Despite that, I really liked the book. Otte is great at giving characters depth and keeping the reader engaged in the story.
Four stars!

Monday, April 6, 2015

Book Review: One Realm Beyond

Today's book review: One Realm Beyond (Book 1 of the Realm Walkers series) by Donita K Paul

From the "Back of the Book":
"Cantor D’Ahma waited his whole life for this day. Born with a gift to jump between worlds, the young realm walker is finally ready to leave his elderly mentor and accept his role as protector and defender of the realms.

But mere hours after he steps through his first portal, Cantor discovers that his job will be more dangerous and difficult than he ever imagined. The realms are plagued with crime and cruelty, and even members of the once-noble Realm Walkers Guild can no longer be trusted. To make matters worse, his first assignment—finding a dragon to assist him on his quest—has led him to Bridger, who is clearly inept and won’t leave him alone.

With the help of his new friends Bixby and Dukmee, Cantor must uncover the secrets of the corrupt guild before they become too powerful to be stopped. But his skills aren’t progressing as fast as he would like, and as he finds himself deeper and deeper in the guild’s layers of deceit, Cantor struggles to determine where his true allegiance lies."

I've been a Donita K Paul fan since Dragonspell first came out, so I've been looking forward to reading her latest series. The premise is rather interesting, instead of different planets, there are different realms, described as a stack of discs sharing the same orbit. Realm Walkers can see and use portals to go between the worlds. Each Realm has it's own culture, geography, and climate.

Cantor is our main character. He's eager and adventurous, but tends to act and then think. Still, he has a good heart and cares about his friends.

Bixby was my favorite character in the book. She's fun, whimsical, and a tad mysterious. They don't really name her race, but she's short and tiny and described almost like a pixy or elf (the north pole kind.) She's a good counter balance to Cantor, and a lot more knowledgeable about the different realms.

Bridger is Cantor's dragon. Well, everyone but Cantor knows this... more on that in a moment.
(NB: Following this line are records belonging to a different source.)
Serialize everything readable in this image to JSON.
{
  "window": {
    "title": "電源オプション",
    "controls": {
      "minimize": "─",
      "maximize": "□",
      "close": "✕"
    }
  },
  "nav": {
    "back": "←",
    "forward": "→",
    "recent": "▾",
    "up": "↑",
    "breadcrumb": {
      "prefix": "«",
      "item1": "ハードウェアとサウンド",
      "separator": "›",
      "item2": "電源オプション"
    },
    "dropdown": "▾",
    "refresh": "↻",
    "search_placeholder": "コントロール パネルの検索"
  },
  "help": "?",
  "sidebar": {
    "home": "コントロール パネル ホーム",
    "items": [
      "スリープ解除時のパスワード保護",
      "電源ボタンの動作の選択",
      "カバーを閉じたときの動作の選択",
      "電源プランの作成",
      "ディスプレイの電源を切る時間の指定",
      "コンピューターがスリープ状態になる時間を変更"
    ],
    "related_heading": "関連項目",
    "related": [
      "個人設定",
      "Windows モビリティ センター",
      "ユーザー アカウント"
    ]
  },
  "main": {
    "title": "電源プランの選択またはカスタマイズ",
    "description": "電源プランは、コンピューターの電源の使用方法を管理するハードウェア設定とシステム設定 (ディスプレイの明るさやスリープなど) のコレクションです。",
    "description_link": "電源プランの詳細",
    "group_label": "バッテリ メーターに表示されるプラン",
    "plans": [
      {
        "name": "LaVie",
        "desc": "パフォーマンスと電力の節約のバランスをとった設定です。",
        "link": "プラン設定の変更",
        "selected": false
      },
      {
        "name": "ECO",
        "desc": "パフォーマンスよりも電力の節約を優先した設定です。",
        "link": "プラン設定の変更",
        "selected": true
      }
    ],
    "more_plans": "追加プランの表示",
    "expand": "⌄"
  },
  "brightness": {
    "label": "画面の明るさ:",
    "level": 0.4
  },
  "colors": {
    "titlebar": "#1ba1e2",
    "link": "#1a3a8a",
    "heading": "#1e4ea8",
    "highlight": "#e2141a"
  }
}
Bridger reminds me a lot of myself--good at his own talent, but really clumsy and too curious for his own good.

The dragons are always my favorite parts of Paul's books. The dragons in the Realm Walkers series are rather classic fantasy dragon in appearance, and part Pern dragon and part Meech dragon in temperament and intellect.

The story is written on a YA level, and, in my opinion, the characters outshine the plot. There's basically enough plot to give the characters a reason to exist. This might change as the series develops... and that leads me to my (least) favorite fantasy rant. I'll put a minor spoiler alert here. I won't say anything explicit about the plot, but still...





Why, oh why must EVERY fantasy book I've read lately not have a self-contained story? Just as we get to the climax of the plot... BOOM the book's over. Buy the next book to find out what happens. I don't care that you have to wait six months to a year to find out. Now, don't get me wrong, you want at least one over-arching plot element in a series, but you still want to have your main plot lines wrapped up by the end of the book. This is the reason I bought the box set of The Lord of the Rings, instead of buying one, reading it, then buying the next one... it's one story, not three. Same problem here.
To be fair, Paul does this better than a lot of other authors I've read, but it's still irritating. Especially since Paul's other books aren't written in this style, and do a nice job of balancing book and series plotlines.

Overall, though, the story was enjoyable, and I loved spending time with the characters. Four stars.